• [Dataset rows describing interfaces]
::::

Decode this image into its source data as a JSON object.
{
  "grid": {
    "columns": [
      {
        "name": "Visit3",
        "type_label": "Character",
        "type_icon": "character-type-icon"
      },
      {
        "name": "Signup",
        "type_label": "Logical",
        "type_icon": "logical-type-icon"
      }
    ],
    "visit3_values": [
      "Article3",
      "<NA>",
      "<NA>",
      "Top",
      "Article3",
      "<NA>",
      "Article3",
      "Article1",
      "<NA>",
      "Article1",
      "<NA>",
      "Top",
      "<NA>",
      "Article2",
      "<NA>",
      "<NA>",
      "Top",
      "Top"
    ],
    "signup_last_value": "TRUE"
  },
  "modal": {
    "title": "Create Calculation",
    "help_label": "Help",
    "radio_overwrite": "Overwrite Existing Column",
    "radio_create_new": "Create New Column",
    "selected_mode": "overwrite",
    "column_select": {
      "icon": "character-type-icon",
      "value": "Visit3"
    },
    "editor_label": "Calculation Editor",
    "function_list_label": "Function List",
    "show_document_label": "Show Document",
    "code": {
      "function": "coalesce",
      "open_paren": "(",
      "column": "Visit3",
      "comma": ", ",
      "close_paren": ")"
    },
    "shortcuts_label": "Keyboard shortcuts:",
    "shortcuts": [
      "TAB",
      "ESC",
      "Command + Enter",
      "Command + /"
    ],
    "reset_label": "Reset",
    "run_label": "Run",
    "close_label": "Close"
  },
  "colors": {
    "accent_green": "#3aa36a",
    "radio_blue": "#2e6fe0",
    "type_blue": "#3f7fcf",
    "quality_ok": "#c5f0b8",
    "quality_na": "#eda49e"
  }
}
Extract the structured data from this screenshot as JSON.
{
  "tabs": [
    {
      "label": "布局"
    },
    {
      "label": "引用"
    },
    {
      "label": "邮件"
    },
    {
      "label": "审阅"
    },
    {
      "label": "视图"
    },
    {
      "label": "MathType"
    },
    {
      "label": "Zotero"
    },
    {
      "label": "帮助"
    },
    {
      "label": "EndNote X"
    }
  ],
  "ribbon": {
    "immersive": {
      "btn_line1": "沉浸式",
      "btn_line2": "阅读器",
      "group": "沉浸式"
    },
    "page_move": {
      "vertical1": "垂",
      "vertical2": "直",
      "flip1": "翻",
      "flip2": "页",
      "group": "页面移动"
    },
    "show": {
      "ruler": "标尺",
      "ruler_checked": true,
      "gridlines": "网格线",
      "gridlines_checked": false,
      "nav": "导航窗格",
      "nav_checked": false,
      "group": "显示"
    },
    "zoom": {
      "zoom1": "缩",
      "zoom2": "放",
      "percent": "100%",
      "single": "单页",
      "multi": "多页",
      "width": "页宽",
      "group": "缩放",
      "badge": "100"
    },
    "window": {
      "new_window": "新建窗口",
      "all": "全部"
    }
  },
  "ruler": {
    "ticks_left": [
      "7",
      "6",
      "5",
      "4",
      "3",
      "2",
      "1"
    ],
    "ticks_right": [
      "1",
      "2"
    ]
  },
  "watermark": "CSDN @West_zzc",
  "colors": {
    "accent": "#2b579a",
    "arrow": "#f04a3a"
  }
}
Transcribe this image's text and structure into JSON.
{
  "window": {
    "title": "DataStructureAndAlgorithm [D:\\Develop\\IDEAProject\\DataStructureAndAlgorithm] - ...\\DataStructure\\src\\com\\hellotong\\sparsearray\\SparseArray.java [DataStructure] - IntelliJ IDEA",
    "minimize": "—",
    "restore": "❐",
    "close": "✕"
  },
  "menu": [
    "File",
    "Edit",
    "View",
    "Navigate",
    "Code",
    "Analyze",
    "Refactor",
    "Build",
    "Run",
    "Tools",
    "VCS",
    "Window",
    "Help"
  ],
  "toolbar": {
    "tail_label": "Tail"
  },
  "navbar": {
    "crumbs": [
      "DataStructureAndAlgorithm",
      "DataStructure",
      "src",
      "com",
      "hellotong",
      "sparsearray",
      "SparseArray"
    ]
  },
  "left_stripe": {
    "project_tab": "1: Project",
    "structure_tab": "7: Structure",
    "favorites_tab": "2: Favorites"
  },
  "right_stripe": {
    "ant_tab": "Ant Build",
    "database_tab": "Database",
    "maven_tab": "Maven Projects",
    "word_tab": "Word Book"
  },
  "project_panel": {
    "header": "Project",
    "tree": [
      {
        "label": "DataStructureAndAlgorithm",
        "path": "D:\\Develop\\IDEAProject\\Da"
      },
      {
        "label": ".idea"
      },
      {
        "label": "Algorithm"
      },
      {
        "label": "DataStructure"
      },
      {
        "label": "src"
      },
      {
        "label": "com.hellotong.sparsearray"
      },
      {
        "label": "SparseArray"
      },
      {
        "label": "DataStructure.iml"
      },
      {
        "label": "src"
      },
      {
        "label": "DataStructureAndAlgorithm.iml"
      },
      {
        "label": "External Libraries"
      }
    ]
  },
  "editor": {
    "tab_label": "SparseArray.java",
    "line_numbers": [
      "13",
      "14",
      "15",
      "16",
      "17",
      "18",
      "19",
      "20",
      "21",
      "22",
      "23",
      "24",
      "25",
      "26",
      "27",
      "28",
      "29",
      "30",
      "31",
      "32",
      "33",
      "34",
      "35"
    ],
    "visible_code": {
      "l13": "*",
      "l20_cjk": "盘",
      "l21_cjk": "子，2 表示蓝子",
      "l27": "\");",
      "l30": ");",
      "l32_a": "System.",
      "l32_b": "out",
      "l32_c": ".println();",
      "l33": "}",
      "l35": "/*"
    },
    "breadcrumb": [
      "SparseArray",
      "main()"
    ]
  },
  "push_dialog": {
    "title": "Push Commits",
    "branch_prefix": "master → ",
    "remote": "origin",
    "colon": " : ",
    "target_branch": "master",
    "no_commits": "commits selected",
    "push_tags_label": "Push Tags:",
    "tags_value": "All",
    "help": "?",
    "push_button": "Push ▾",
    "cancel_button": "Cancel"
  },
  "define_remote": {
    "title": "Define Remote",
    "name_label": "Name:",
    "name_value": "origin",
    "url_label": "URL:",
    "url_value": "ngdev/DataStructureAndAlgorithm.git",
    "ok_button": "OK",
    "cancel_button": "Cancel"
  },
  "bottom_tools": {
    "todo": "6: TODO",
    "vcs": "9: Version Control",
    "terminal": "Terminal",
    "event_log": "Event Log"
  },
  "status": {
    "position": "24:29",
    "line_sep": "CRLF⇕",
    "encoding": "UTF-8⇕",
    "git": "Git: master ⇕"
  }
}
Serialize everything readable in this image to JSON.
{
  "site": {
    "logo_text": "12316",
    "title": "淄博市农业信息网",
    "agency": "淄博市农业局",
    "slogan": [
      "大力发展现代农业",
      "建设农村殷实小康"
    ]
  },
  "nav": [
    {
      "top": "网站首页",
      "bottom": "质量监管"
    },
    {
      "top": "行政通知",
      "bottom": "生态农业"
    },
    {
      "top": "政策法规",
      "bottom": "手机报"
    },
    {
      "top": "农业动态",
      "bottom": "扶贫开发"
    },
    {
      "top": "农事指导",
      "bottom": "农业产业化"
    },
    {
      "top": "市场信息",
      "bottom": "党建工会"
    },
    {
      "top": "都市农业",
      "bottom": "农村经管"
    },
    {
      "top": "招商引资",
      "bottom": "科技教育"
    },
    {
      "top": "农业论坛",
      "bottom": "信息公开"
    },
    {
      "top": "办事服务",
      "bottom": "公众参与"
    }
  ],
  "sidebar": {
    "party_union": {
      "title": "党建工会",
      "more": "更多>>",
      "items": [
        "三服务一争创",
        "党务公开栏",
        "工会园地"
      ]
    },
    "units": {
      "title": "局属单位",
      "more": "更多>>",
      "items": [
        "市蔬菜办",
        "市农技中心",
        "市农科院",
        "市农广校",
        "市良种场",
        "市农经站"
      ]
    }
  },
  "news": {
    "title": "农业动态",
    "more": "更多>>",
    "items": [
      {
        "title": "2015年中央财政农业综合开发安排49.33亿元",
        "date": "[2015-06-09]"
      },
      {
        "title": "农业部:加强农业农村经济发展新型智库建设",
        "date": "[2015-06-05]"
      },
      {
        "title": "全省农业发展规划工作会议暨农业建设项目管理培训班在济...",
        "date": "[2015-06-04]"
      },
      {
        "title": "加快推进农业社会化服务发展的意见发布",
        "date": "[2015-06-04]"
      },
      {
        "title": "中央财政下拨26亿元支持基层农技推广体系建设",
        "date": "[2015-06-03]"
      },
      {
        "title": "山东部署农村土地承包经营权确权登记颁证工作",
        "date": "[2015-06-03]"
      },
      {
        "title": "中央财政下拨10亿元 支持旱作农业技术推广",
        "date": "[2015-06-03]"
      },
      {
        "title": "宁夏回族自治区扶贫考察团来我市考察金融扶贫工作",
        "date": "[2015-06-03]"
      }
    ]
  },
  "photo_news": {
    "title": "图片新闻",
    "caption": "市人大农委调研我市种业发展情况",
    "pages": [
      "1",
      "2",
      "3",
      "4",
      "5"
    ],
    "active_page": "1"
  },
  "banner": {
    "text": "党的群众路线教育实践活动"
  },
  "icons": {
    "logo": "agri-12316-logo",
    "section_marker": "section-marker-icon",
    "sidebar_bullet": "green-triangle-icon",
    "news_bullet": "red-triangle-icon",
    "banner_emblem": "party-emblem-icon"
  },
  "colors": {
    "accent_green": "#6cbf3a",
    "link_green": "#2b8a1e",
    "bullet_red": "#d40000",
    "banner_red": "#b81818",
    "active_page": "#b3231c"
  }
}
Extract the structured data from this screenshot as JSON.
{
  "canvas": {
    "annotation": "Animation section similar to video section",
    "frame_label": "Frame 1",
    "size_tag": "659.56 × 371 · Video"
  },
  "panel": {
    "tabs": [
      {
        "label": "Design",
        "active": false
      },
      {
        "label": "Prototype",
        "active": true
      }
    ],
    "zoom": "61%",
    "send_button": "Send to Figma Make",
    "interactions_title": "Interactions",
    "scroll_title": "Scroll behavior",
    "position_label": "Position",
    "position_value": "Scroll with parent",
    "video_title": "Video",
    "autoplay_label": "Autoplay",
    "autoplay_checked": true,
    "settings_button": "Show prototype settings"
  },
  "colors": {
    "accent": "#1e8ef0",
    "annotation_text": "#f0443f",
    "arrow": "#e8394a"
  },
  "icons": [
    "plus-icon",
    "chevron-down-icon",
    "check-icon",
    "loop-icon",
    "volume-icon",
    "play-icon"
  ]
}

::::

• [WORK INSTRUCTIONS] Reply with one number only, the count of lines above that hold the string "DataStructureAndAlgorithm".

• [WRITTEN RESPONSE] 5